The guidelines will take effect on Dec 1. They will be applied in all primary, secondary and vocational schools in Guangdong. There will be punishments for those who break the rules, including expulsion.
Many people give their full support to the guidelines.
“Many of my classmates have been given insulting nicknames. It really hurt them, causing mental problems. This is why I think dealing with insulting nicknames is really important,” Shen Sijia, from the Second High School Affiliated to Beijing Normal University, told TEENS.
Chen Junliang, mother of a fifth-grader, told China Daily that the rules could help to make a positive study environment for students.
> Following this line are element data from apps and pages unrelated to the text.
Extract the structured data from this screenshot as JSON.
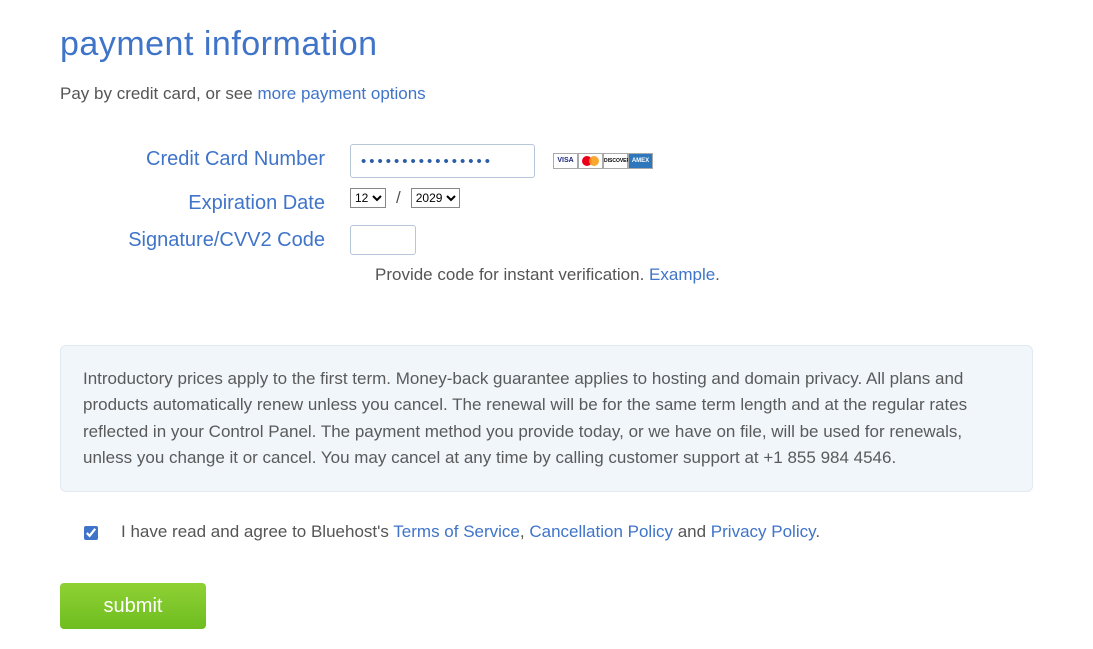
{
  "title": "payment information",
  "intro": {
    "prefix": "Pay by credit card, or see ",
    "link": "more payment options"
  },
  "form": {
    "cc_label": "Credit Card Number",
    "cc_value": "••••••••••••••••",
    "exp_label": "Expiration Date",
    "exp_month": "12",
    "exp_year": "2029",
    "exp_separator": "/",
    "cvv_label": "Signature/CVV2 Code",
    "cvv_value": "",
    "cvv_helper_prefix": "Provide code for instant verification. ",
    "cvv_helper_link": "Example",
    "cvv_helper_suffix": ".",
    "cards": {
      "visa": "VISA",
      "mastercard": "",
      "discover": "DISCOVER",
      "amex": "AMEX"
    }
  },
  "disclaimer": "Introductory prices apply to the first term. Money-back guarantee applies to hosting and domain privacy. All plans and products automatically renew unless you cancel. The renewal will be for the same term length and at the regular rates reflected in your Control Panel. The payment method you provide today, or we have on file, will be used for renewals, unless you change it or cancel. You may cancel at any time by calling customer support at +1 855 984 4546.",
  "agree": {
    "checked": true,
    "prefix": "I have read and agree to Bluehost's ",
    "tos": "Terms of Service",
    "sep1": ", ",
    "cancel": "Cancellation Policy",
    "sep2": " and ",
    "privacy": "Privacy Policy",
    "suffix": "."
  },
  "submit_label": "submit"
}
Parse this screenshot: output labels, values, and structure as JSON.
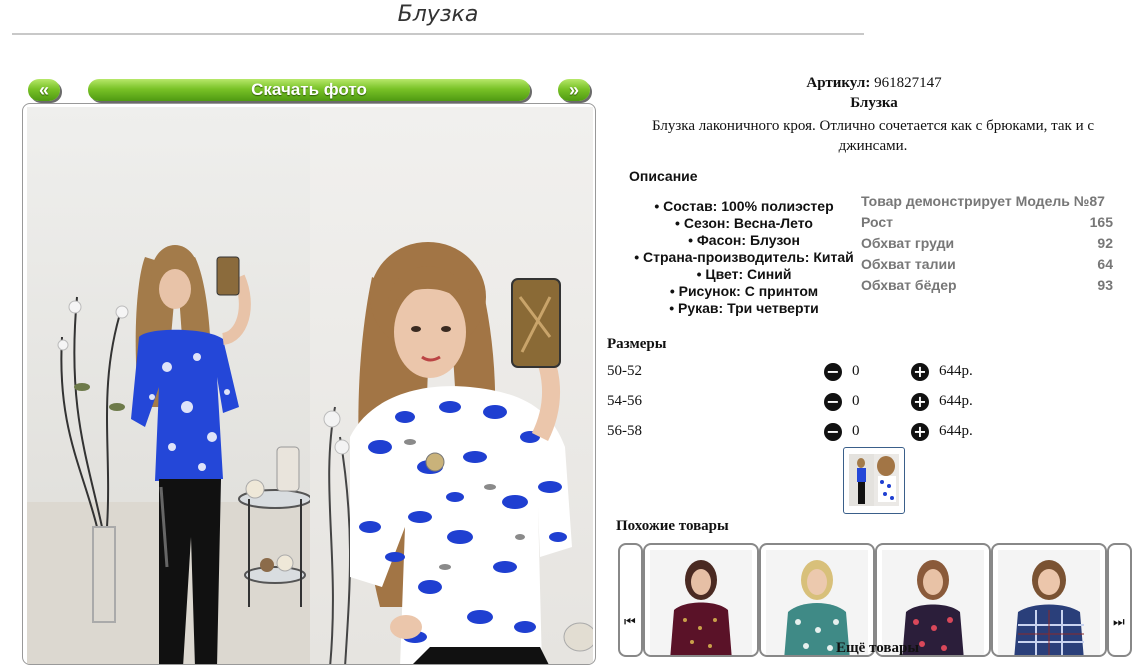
{
  "page": {
    "title": "Блузка"
  },
  "gallery": {
    "prev_label": "«",
    "download_label": "Скачать фото",
    "next_label": "»"
  },
  "product": {
    "sku_label": "Артикул:",
    "sku_value": "961827147",
    "name": "Блузка",
    "description": "Блузка лаконичного кроя. Отлично сочетается как с брюками, так и с джинсами.",
    "attributes_heading": "Описание",
    "attributes": [
      "Состав: 100% полиэстер",
      "Сезон: Весна-Лето",
      "Фасон: Блузон",
      "Страна-производитель: Китай",
      "Цвет: Синий",
      "Рисунок: С принтом",
      "Рукав: Три четверти"
    ]
  },
  "model": {
    "heading": "Товар демонстрирует Модель №87",
    "rows": [
      {
        "label": "Рост",
        "value": "165"
      },
      {
        "label": "Обхват груди",
        "value": "92"
      },
      {
        "label": "Обхват талии",
        "value": "64"
      },
      {
        "label": "Обхват бёдер",
        "value": "93"
      }
    ]
  },
  "sizes": {
    "heading": "Размеры",
    "minus_symbol": "−",
    "plus_symbol": "+",
    "rows": [
      {
        "size": "50-52",
        "qty": "0",
        "price": "644р."
      },
      {
        "size": "54-56",
        "qty": "0",
        "price": "644р."
      },
      {
        "size": "56-58",
        "qty": "0",
        "price": "644р."
      }
    ]
  },
  "similar": {
    "heading": "Похожие товары",
    "prev_arrow": "⏮",
    "next_arrow": "⏭",
    "more_label": "Ещё товары"
  },
  "colors": {
    "button_green": "#79c227",
    "print_blue": "#1f3fd1",
    "muted_text": "#777777"
  }
}
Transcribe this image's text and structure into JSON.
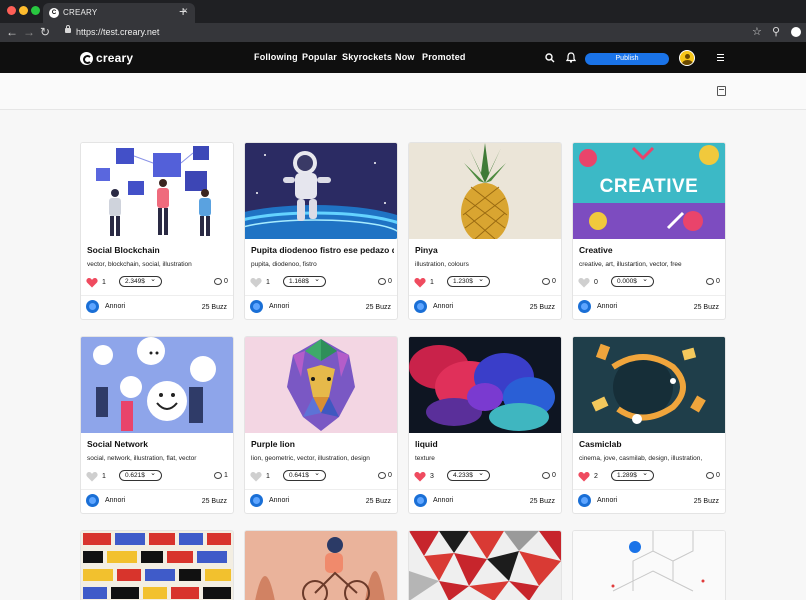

School bullying is not rare in China. According to the Supreme People’s Court’s China Justice Big Data Service Platform, Chinese courts heard almost 800 cases of school violence in 2017. Almost half of them involved students aged between 16 and 18.
To deal with school bullying, the State Council’s Education Supervision Committee started an anti-bullying campaign in April. Schools have been asked to begin at least one educational campaign against bullying every semester. The aim is to improve anti-bullying knowledge and skills among students.
Sadly there is bullying at school all over the world. About half of students between the ages of 13 and 15 worldwide, or 150 million of them, have been bullied in and around school.
“Every day, students face [many] dangers, including fighting, pressure to join gangs, bullying,” said Henrietta Fore, executive director of United Nations International Children’s Emergency Fund, according to the organization’s official website.
“Violence is an unforgettable lesson that no child needs to learn,” Fore said.
To deal with the problem, many countries have taken action. In the United States, all the 50 states have their own anti-bullying laws, according to CBS News.
Many US anti-bullying laws say that bullying is not only direct physical contact like hitting, but also verbal attacks such as name-calling.
In Japan, the government passed an anti-bullying law in 2013. It asks each school to come up with a basic policy to stop bullying. The law also asks schools to set up an organization to deal with the problem.